GIVEN DATA:
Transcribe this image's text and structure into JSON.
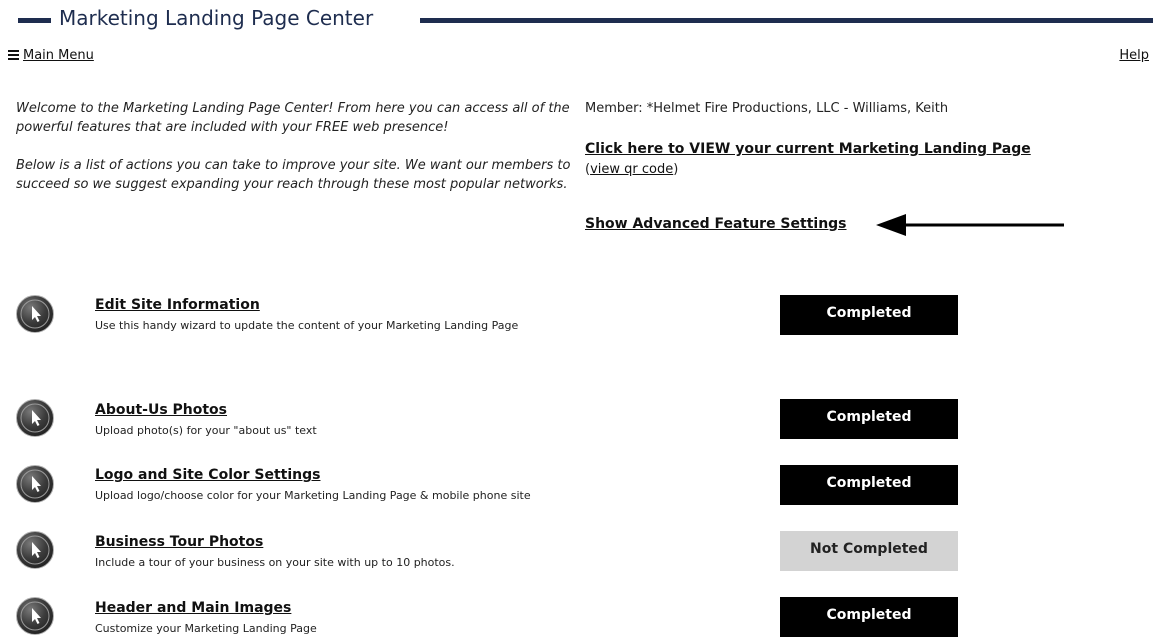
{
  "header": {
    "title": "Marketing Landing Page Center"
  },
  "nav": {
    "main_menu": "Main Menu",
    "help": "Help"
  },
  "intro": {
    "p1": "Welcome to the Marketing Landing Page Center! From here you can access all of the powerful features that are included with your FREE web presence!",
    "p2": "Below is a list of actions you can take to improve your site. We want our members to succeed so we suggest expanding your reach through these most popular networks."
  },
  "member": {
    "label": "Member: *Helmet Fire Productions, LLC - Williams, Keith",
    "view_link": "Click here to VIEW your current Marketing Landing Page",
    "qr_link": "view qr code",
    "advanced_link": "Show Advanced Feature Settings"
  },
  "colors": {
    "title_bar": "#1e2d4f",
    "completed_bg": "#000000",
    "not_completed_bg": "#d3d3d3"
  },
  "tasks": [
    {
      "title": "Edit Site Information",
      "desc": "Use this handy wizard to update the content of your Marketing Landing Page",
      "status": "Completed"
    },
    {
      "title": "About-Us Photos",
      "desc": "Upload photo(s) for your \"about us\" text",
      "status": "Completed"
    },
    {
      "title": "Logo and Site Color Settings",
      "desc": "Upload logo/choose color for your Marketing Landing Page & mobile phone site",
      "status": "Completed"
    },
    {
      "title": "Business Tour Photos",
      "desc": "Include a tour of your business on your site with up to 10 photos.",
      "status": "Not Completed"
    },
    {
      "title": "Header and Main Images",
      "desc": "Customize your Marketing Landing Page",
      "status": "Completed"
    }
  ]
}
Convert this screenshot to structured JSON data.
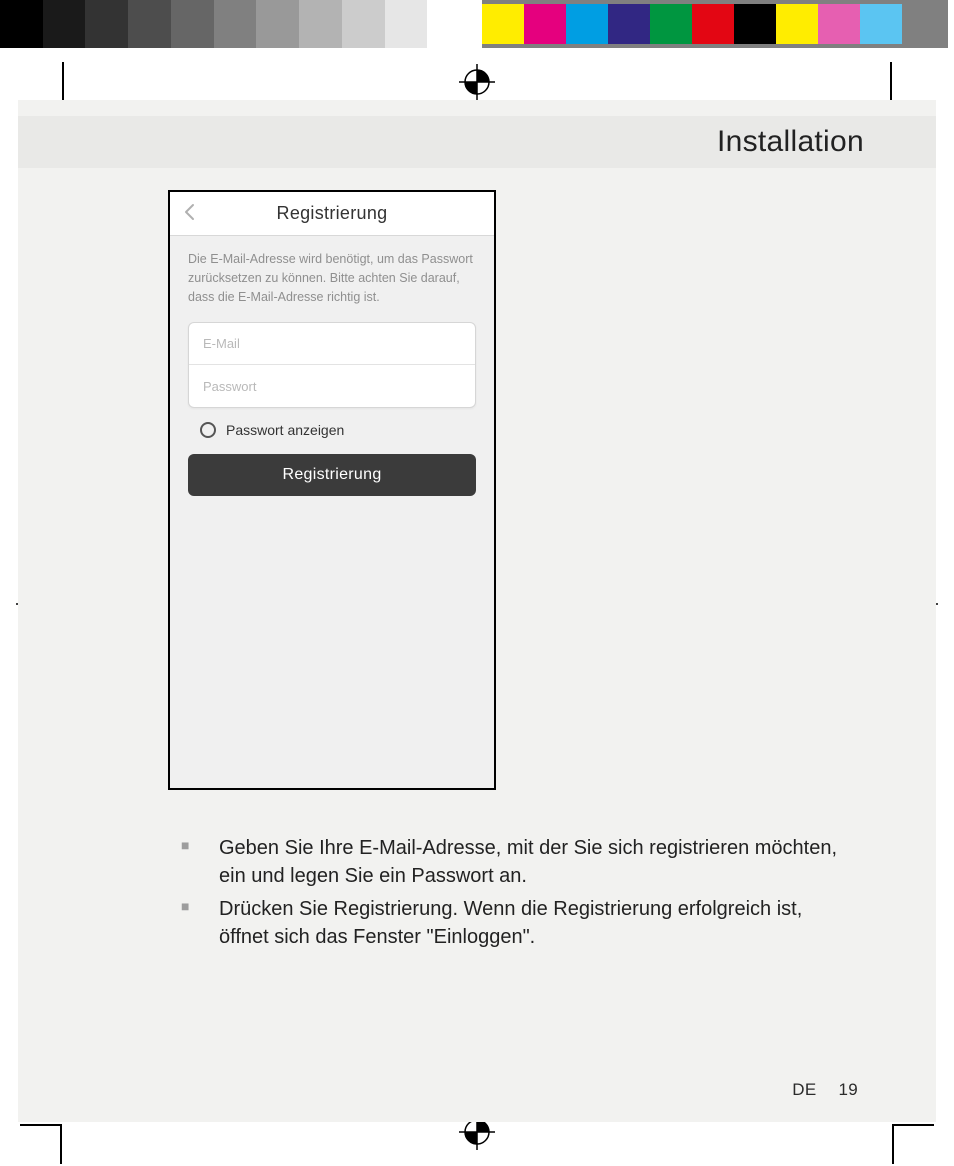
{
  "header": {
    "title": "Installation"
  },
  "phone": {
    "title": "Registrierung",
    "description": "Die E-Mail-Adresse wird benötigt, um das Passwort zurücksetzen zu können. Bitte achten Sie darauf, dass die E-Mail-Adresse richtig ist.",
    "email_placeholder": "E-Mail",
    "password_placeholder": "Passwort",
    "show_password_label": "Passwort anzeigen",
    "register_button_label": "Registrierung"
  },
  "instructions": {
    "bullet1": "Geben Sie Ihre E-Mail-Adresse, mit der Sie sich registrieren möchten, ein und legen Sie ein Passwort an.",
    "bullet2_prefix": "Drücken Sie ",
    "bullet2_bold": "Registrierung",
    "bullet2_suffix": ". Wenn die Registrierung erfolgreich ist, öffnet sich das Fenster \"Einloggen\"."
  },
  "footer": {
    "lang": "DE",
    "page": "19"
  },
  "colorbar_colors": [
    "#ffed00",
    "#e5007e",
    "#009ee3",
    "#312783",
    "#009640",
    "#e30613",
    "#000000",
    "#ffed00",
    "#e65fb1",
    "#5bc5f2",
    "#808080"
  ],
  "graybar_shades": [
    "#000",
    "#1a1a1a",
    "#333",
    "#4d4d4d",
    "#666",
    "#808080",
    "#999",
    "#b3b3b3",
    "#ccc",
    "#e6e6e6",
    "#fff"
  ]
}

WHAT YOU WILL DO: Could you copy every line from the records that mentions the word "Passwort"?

RESULT:
    "description": "Die E-Mail-Adresse wird benötigt, um das Passwort zurücksetzen zu können. Bitte achten Sie darauf, dass die E-Mail-Adresse richtig ist.",
    "password_placeholder": "Passwort",
    "show_password_label": "Passwort anzeigen",
    "bullet1": "Geben Sie Ihre E-Mail-Adresse, mit der Sie sich registrieren möchten, ein und legen Sie ein Passwort an.",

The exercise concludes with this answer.